Activity: Please give the number of lines in the entries below that hold "style", with no other words.

[Interface dataset entries]
________________________

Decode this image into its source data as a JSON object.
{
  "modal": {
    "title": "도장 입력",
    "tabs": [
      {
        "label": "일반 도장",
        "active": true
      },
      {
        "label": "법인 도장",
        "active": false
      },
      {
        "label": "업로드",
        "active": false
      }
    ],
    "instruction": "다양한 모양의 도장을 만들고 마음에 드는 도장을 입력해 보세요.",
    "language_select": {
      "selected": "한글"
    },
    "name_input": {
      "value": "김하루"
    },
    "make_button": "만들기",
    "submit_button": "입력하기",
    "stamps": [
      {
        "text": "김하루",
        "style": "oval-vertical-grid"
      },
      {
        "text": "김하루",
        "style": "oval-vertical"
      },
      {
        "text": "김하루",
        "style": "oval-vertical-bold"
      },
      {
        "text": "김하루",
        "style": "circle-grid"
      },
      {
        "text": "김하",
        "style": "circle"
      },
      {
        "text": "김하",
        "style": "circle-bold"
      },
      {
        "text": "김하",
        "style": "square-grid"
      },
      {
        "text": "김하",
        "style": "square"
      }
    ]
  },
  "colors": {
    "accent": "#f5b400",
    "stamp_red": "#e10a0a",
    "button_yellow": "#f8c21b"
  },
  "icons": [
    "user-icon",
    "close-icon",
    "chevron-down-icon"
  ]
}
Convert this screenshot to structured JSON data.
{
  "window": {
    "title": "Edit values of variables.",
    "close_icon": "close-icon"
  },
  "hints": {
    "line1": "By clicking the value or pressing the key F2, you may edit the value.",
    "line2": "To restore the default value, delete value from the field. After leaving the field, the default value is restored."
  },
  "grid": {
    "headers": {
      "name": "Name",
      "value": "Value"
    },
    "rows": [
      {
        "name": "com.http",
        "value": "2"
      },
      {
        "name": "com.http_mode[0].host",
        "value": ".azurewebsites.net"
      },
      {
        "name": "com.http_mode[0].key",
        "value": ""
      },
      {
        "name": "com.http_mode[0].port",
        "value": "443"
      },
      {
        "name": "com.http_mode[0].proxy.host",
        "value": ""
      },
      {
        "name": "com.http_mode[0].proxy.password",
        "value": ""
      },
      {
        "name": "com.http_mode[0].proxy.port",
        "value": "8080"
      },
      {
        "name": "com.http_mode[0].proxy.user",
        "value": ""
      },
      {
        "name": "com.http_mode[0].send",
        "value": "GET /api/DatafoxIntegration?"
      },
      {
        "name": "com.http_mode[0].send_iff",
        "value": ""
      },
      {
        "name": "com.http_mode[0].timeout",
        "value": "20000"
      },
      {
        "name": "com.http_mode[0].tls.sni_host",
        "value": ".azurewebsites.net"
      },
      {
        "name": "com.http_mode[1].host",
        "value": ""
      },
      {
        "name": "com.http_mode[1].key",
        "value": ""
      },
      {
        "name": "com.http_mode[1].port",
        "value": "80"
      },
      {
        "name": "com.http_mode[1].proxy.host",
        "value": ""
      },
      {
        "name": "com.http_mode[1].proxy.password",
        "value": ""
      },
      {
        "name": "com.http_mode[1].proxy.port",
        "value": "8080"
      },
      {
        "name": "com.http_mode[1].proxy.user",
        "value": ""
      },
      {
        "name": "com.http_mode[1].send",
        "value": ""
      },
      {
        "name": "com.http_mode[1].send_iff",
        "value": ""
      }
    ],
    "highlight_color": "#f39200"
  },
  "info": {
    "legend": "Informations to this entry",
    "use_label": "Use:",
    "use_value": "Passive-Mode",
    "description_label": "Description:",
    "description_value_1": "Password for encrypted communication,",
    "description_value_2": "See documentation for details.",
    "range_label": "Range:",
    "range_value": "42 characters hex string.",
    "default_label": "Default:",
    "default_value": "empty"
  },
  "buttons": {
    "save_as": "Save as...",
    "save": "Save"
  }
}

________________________

Expected answer: 8